Camellia oleifera, alanine transaminase, antioxidant enzymes, aspartate transaminase, carbon, carbon tetrachloride, cooking fats and oils, cytokines, diet, enzyme activity, fibrosis, functional foods, hepatocytes, hepatoprotective effect, hepatotoxicity, histopathology, hydroxyproline, inflammation, laboratory animals, liver, malondialdehyde, phenolic compounds, polysaccharides, pomace, rats, saponins, seed extracts, seeds, transforming growth factor beta
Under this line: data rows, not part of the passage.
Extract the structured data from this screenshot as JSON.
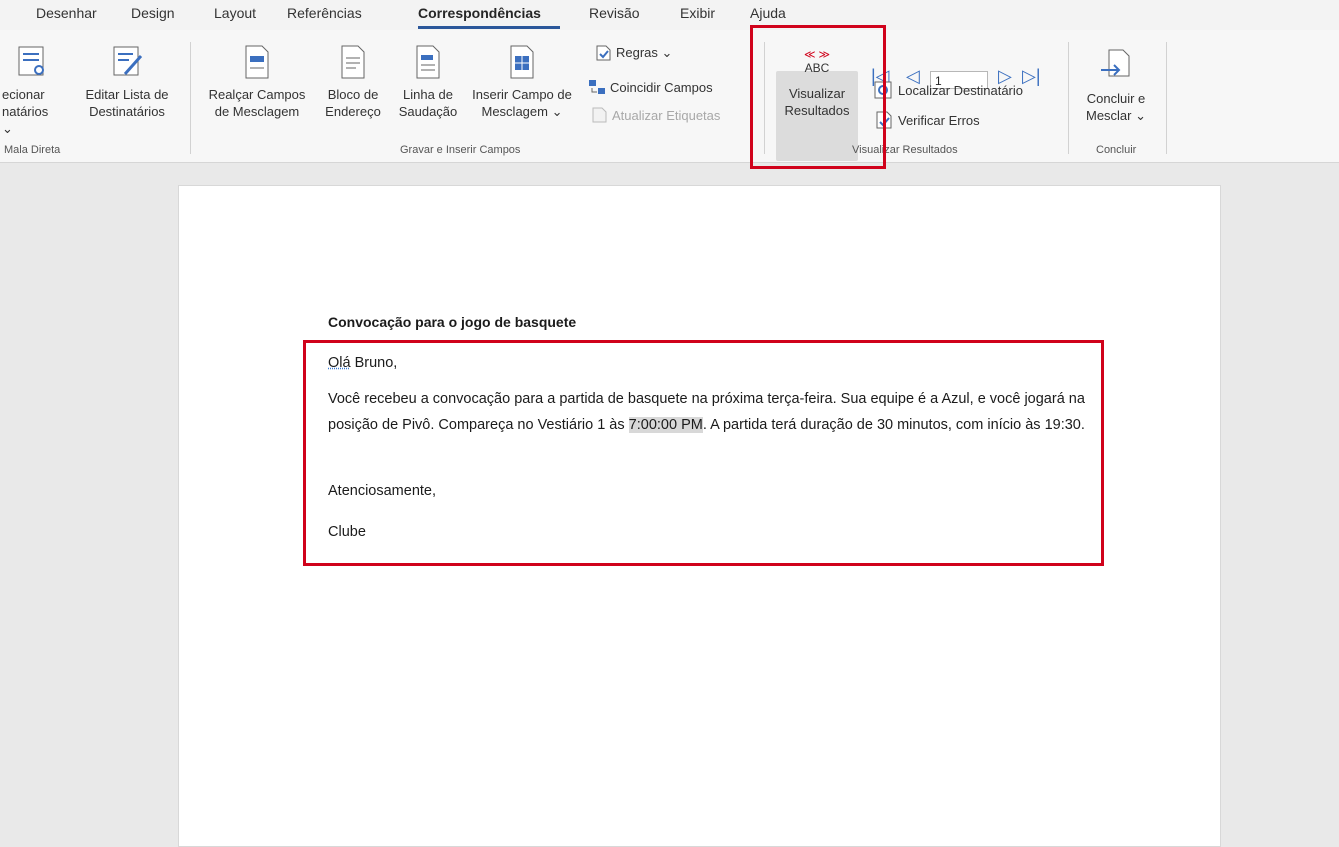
{
  "ribbon_tabs": [
    {
      "label": "Desenhar"
    },
    {
      "label": "Design"
    },
    {
      "label": "Layout"
    },
    {
      "label": "Referências"
    },
    {
      "label": "Correspondências"
    },
    {
      "label": "Revisão"
    },
    {
      "label": "Exibir"
    },
    {
      "label": "Ajuda"
    }
  ],
  "active_tab": "Correspondências",
  "groups": {
    "start": {
      "label": "Mala Direta",
      "select_recipients": {
        "line1": "ecionar",
        "line2": "natários ⌄"
      },
      "edit_list": {
        "line1": "Editar Lista de",
        "line2": "Destinatários"
      }
    },
    "write_insert": {
      "label": "Gravar e Inserir Campos",
      "highlight": {
        "line1": "Realçar Campos",
        "line2": "de Mesclagem"
      },
      "address_block": {
        "line1": "Bloco de",
        "line2": "Endereço"
      },
      "greeting_line": {
        "line1": "Linha de",
        "line2": "Saudação"
      },
      "insert_field": {
        "line1": "Inserir Campo de",
        "line2": "Mesclagem ⌄"
      },
      "rules": "Regras ⌄",
      "match_fields": "Coincidir Campos",
      "update_labels": "Atualizar Etiquetas"
    },
    "preview": {
      "label": "Visualizar Resultados",
      "preview_results": {
        "line1": "Visualizar",
        "line2": "Resultados",
        "icon_text": "ABC",
        "icon_marks": "≪ ≫"
      },
      "record_value": "1",
      "find_recipient": "Localizar Destinatário",
      "check_errors": "Verificar Erros"
    },
    "finish": {
      "label": "Concluir",
      "finish_merge": {
        "line1": "Concluir e",
        "line2": "Mesclar ⌄"
      }
    }
  },
  "document": {
    "title": "Convocação para o jogo de basquete",
    "greeting_word": "Olá",
    "greeting_rest": " Bruno,",
    "body_before": "Você recebeu a convocação para a partida de basquete na próxima terça-feira. Sua equipe é a Azul, e você jogará na posição de Pivô. Compareça no Vestiário 1 às ",
    "body_field": "7:00:00 PM",
    "body_after": ". A partida terá duração de 30 minutos, com início às 19:30.",
    "closing": "Atenciosamente,",
    "signature": "Clube"
  },
  "colors": {
    "accent": "#2b579a",
    "highlight_box": "#d0021b",
    "nav_arrows": "#3b6fbf"
  }
}
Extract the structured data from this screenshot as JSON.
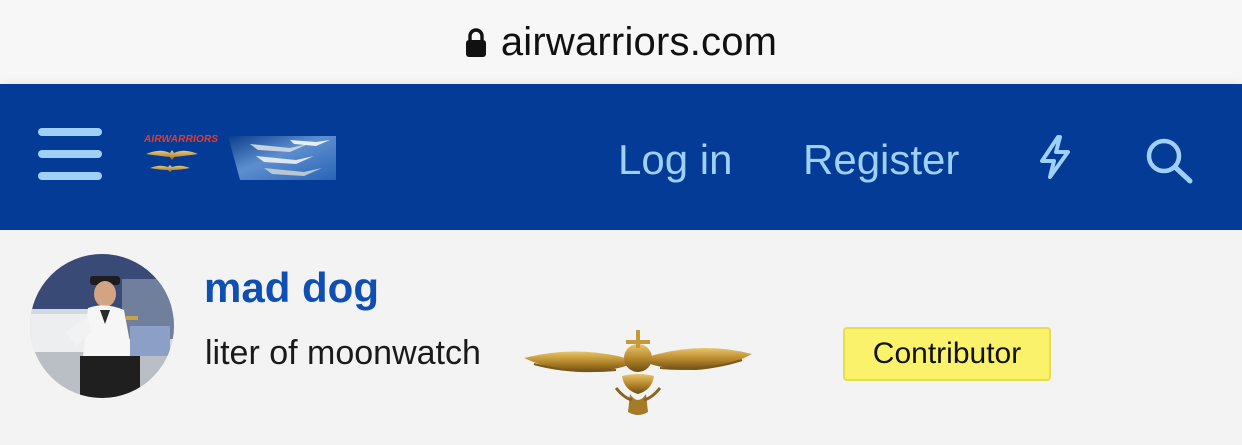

The objective of this study was to evaluate the effects of a hot‐water extract of defatted Camellia oleifera seeds (CSE) in carbon tetrachloride (CCl₄)‐induced liver damage in rats. Wistar rats were separated into four groups including the normal (N) and CCl₄ control (C) groups, which are fed a control diet, and the CCL (low‐dose CSE) and CCH (high‐dose CSE) groups, which are fed with a control diet plus different amount of CSE for an 8‐week experimental period. Liver injury in the C, CCL, and CCH groups was induced by injecting CCl₄ (i.p.) twice a week from the 5th week to the end of the study. In CCl₄‐treated rats, the alanine transaminase (ALT) and aspartate transaminase (AST) activities and malondialdehyde (MDA) concentration significantly increased compared to the normal group. Lower antioxidative enzyme activities and higher proinflammatory cytokines, transforming growth factor‐β (TGF‐β) and hydroxyproline concentrations in the liver were also found in the CCl₄‐treated group compared to the normal group. In contrast, the administration of CSE alleviated the biochemical and histopathological changes including inflammation, liver cell damage, and fibrosis caused by CCl₄ in rats. Our results indicated that CSE exhibited hepatoprotective effects in CCl₄‐induced liver hepatotoxicity through alleviating hepatic inflammation and fibrosis in rats. PRACTICAL APPLICATION: Camellia oleifera are widely used for edible oil production while the defatted seeds pomace is often discarded. We found that extract of C. oleifera pomace containing phenolic compounds, saponins, and polysaccharides showed protective effects chemical‐driven liver damage and, therefore, may be used in further studies and developing functional foods.